BEGIN Supplied entries

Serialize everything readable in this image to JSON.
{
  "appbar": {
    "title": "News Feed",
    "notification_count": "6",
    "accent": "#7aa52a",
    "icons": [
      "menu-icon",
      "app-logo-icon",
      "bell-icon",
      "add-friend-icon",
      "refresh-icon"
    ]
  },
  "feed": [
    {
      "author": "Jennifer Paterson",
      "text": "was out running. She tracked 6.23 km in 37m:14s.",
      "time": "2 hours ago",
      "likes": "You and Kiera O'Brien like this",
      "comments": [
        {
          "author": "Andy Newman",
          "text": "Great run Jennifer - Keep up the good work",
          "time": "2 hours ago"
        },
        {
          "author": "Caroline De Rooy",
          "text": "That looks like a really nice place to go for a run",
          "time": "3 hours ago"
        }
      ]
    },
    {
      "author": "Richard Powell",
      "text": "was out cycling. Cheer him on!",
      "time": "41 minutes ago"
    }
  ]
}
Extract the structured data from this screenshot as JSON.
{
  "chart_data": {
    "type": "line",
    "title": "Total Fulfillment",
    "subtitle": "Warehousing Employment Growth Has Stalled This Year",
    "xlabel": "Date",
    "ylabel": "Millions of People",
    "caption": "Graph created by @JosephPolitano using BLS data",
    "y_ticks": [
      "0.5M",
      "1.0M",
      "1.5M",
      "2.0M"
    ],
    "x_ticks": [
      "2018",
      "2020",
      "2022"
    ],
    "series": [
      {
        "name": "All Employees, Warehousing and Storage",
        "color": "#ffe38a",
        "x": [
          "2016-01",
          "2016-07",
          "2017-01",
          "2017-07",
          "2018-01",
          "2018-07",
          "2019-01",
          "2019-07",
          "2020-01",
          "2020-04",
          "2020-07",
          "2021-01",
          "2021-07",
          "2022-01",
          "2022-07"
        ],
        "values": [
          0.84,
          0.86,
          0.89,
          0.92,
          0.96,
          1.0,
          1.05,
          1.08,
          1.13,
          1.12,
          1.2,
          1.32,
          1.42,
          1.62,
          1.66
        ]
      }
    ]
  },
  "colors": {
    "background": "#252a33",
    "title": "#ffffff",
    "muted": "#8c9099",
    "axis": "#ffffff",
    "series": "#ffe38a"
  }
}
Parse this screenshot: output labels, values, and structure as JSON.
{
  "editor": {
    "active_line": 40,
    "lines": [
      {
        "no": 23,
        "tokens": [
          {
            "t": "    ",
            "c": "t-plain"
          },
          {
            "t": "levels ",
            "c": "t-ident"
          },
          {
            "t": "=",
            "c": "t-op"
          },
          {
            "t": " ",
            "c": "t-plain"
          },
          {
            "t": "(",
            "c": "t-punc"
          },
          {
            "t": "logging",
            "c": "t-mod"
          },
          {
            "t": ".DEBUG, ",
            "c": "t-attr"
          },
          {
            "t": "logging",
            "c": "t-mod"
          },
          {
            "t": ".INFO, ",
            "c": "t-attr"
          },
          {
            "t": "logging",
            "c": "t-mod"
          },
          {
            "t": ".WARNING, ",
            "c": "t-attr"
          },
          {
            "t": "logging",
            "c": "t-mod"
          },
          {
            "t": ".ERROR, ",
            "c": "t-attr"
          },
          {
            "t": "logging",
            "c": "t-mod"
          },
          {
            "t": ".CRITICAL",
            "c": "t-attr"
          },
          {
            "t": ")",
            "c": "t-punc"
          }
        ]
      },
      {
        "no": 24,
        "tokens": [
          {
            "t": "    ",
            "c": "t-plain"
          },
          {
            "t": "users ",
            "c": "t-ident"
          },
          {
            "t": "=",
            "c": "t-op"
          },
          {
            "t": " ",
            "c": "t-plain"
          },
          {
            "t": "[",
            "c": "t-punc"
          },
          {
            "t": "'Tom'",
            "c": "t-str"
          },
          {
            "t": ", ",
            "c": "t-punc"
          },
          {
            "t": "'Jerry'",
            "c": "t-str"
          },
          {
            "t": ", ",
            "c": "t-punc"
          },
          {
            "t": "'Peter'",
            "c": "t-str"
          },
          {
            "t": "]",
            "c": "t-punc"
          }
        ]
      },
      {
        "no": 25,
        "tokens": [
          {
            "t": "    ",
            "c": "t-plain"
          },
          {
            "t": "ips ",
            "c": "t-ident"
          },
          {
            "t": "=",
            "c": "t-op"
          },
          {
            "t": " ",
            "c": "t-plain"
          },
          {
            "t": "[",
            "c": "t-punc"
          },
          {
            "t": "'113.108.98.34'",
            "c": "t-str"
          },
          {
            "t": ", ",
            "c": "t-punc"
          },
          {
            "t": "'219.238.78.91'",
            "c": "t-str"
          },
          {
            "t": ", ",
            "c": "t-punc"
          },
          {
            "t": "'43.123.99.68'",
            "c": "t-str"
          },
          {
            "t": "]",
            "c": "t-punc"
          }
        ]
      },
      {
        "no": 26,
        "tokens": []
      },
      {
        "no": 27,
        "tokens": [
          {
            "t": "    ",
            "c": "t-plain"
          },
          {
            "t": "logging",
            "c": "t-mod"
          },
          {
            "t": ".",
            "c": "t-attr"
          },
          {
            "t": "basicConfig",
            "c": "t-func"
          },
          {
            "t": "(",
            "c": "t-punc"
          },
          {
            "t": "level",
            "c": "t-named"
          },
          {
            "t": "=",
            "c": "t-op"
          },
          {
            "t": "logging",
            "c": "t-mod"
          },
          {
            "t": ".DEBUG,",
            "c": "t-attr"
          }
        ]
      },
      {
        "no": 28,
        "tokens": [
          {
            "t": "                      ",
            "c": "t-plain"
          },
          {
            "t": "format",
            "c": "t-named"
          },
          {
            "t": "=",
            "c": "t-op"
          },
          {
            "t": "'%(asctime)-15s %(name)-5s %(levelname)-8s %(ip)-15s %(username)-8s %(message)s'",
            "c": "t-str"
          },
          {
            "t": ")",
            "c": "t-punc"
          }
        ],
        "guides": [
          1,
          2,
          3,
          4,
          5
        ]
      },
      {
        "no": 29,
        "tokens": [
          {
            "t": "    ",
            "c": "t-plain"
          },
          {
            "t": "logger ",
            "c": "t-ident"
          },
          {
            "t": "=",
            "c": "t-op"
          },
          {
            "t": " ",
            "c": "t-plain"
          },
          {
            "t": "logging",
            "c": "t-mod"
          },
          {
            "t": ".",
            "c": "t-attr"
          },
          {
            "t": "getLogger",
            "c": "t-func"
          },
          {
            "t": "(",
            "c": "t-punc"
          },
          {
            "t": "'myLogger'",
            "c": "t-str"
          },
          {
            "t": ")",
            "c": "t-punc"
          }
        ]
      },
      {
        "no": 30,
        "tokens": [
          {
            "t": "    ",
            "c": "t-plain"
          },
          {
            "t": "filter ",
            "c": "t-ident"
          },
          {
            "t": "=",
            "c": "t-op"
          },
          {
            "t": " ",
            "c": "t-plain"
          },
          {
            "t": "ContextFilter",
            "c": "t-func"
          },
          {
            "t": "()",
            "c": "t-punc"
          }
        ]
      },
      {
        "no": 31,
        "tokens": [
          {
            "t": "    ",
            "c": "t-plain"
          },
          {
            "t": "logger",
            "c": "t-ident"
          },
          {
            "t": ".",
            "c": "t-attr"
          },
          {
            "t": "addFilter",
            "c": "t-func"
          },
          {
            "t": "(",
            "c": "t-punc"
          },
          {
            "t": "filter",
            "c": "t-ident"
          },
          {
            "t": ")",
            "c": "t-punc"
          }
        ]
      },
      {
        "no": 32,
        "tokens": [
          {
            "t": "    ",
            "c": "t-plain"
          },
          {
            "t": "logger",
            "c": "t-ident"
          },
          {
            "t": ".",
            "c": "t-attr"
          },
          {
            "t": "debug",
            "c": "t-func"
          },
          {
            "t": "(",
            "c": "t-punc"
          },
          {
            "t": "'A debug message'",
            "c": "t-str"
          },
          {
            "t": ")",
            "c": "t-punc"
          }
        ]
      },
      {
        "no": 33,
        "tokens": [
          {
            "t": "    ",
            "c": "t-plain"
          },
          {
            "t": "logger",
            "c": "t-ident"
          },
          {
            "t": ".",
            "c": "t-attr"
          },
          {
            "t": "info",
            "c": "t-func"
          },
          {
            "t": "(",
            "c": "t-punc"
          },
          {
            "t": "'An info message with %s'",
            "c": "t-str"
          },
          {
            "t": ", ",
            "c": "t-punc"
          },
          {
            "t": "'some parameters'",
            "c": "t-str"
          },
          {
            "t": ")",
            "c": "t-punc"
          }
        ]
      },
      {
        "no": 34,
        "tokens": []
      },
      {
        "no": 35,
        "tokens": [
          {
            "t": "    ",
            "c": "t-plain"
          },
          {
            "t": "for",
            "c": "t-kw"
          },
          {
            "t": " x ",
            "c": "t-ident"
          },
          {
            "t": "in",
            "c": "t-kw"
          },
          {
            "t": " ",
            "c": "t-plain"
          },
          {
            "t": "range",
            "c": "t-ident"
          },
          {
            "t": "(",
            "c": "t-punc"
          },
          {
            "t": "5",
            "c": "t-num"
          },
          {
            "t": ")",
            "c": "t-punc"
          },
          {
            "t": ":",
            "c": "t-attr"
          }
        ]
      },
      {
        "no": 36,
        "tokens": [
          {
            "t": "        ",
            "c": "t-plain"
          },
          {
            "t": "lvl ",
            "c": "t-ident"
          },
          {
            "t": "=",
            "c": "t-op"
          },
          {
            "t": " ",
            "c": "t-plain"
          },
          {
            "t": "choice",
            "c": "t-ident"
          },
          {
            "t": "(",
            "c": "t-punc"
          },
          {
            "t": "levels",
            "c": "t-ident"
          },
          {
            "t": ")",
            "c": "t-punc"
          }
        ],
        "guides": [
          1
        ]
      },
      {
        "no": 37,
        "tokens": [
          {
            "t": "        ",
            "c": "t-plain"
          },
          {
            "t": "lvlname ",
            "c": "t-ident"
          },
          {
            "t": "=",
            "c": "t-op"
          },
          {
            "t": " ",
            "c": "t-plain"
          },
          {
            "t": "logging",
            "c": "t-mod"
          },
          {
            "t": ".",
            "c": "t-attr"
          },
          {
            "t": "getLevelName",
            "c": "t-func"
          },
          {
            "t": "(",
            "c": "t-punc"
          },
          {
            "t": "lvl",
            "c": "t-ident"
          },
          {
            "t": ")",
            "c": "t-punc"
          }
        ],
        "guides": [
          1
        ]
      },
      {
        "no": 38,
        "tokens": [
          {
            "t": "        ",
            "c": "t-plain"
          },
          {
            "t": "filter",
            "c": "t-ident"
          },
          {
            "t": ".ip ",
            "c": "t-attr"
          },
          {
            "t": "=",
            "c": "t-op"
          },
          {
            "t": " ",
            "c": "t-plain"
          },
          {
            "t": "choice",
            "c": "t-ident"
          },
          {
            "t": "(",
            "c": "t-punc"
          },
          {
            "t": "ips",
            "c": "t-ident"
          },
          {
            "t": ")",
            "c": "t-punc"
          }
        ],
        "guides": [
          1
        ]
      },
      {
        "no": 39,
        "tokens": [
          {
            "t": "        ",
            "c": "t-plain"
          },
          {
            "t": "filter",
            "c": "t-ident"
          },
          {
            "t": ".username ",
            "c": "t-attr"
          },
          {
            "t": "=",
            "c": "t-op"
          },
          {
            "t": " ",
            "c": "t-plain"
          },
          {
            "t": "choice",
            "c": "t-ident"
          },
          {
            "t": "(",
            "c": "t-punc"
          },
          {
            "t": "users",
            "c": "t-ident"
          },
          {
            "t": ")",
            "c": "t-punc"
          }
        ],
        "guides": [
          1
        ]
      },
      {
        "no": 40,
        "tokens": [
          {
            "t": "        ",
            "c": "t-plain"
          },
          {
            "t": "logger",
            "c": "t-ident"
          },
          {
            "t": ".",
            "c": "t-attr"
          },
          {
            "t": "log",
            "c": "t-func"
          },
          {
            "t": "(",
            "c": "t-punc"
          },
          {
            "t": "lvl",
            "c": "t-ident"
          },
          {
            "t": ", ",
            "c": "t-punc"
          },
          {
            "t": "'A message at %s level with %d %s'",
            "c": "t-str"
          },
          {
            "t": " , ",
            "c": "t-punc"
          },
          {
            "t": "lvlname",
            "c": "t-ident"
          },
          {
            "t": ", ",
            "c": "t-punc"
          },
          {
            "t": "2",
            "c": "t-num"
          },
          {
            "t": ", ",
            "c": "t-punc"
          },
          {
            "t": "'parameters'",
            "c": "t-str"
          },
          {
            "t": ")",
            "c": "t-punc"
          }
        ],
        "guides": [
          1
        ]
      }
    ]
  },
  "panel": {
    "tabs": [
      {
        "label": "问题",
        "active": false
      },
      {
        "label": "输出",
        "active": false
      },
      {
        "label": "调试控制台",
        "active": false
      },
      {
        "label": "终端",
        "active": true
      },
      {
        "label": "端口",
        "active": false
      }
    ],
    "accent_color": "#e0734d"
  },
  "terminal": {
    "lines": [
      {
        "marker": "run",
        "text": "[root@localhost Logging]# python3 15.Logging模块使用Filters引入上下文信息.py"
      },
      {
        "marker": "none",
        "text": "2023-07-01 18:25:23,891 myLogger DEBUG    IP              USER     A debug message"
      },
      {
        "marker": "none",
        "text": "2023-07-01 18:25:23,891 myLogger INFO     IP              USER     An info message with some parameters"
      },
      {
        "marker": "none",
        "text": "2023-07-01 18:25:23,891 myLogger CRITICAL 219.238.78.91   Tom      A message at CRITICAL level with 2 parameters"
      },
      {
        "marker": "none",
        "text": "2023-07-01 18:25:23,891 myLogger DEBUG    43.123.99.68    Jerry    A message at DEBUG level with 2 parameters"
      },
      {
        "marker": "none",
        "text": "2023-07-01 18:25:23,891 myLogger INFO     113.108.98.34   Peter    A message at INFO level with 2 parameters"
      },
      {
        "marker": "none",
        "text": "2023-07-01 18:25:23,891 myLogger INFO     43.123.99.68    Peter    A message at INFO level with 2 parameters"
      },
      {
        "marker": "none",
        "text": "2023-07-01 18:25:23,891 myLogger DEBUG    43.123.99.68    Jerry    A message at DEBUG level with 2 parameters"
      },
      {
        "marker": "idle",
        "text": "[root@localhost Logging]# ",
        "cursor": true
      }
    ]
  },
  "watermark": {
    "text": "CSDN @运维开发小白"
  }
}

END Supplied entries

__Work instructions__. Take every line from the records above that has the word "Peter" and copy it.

__Written answer__.
            "t": "'Peter'",
        "text": "2023-07-01 18:25:23,891 myLogger INFO     113.108.98.34   Peter    A message at INFO level with 2 parameters"
        "text": "2023-07-01 18:25:23,891 myLogger INFO     43.123.99.68    Peter    A message at INFO level with 2 parameters"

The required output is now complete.